These divergent perspectives on the third eye within Christian theology reflect the broader complexity and diversity of religious thought. As theologians continue to explore and engage with the concept of the third eye, the debates surrounding its theological implications are likely to persist, contributing to the ongoing evolution of Christian beliefs and practices.
The Third Eye and Christian Mysticism
The concept of the third eye also finds its place within the mystical traditions of Christianity.
The Role of the Third Eye in Christian Mysticism
In Christian mysticism, the third eye is often seen as the ‘eye of contemplation’, a state of profound spiritual insight and union with God. Several Christian mystics have spoken of this inner vision, reflecting their deep, mystical experiences.
Famous Christian Mystics and Their Views on the Third Eye
St. Teresa of Avila, a renowned mystic of the 16th century, wrote about the ‘Eye of the Soul’, which symbolizes the third eye in Christian Mysticism. Similarly, Meister Eckhart, a 13th century Christian theologian and mystic, referred to the ability to see God with the ‘inner eye’.
Practical Implications for Christians Today
What do these views and interpretations mean for modern-day Christians? Here, we explore the practical implications of the third eye in Christian meditation and spirituality.
The Third Eye and Christian Meditation
Some Christians today incorporate the metaphorical idea of the third eye into meditation practices. The focus is on ‘seeing’ with spiritual insight, delving into the meaning of biblical texts, and discerning God’s presence in one’s life.

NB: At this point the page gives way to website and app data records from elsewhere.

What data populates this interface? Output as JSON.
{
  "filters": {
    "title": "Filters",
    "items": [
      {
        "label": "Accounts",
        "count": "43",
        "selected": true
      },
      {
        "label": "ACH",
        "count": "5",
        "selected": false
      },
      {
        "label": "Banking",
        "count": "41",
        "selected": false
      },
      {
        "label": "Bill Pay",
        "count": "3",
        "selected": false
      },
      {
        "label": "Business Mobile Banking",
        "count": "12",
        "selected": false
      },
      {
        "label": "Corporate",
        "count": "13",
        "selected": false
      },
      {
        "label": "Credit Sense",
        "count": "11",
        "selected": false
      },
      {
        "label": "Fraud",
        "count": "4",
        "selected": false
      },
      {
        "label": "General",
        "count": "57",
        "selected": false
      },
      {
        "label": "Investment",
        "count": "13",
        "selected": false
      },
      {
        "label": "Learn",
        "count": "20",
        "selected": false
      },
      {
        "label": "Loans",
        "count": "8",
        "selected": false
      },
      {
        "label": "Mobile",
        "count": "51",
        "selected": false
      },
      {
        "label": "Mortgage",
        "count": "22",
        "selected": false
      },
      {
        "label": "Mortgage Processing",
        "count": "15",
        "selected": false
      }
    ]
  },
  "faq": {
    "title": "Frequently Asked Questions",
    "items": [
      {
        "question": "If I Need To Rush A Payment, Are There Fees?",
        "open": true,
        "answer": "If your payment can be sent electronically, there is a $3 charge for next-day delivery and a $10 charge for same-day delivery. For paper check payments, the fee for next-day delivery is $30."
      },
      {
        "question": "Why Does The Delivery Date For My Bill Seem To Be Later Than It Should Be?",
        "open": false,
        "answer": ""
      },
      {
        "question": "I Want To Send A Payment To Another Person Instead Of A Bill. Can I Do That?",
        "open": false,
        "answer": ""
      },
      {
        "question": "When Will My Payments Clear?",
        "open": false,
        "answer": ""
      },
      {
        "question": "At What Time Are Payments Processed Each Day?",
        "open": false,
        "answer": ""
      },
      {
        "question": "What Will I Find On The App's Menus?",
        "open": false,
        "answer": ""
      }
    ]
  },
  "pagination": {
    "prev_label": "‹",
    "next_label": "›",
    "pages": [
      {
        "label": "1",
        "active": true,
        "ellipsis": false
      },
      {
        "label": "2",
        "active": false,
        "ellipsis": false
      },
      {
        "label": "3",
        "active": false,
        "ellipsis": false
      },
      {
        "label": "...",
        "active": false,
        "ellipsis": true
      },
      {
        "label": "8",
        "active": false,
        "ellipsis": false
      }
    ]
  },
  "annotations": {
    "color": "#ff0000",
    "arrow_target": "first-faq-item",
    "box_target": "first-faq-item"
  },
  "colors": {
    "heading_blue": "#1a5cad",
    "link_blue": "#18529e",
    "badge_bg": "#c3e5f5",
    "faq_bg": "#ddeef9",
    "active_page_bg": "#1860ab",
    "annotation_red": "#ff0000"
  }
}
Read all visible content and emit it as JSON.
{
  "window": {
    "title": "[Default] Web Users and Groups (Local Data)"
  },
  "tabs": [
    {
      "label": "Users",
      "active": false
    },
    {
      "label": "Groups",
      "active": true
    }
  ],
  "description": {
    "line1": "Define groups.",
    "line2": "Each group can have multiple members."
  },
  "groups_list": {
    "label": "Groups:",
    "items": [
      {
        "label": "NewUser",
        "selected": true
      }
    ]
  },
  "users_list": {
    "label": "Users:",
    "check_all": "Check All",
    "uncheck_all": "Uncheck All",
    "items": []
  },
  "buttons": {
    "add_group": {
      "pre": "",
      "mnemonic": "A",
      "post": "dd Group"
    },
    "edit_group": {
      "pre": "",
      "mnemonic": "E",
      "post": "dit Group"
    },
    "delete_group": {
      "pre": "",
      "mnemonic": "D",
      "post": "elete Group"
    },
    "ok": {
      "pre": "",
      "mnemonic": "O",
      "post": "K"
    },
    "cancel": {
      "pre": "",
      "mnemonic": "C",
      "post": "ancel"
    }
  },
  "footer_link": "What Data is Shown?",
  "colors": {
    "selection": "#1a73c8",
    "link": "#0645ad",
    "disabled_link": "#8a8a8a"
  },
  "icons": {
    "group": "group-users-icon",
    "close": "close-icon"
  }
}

The Third Eye and Christian Spirituality
The concept also has implications for Christian spirituality, particularly in the context of personal growth and prayer life. Some Christians use the ‘third eye’ as a metaphor for maintaining a singular focus on God and cultivating deeper spiritual awareness.
In conclusion, while the Bible does not directly mention the third eye, interpretations and beliefs surrounding it continue to stir discussions. Ultimately, the significance of the third eye varies among Christians, influenced by individual understanding and personal spirituality.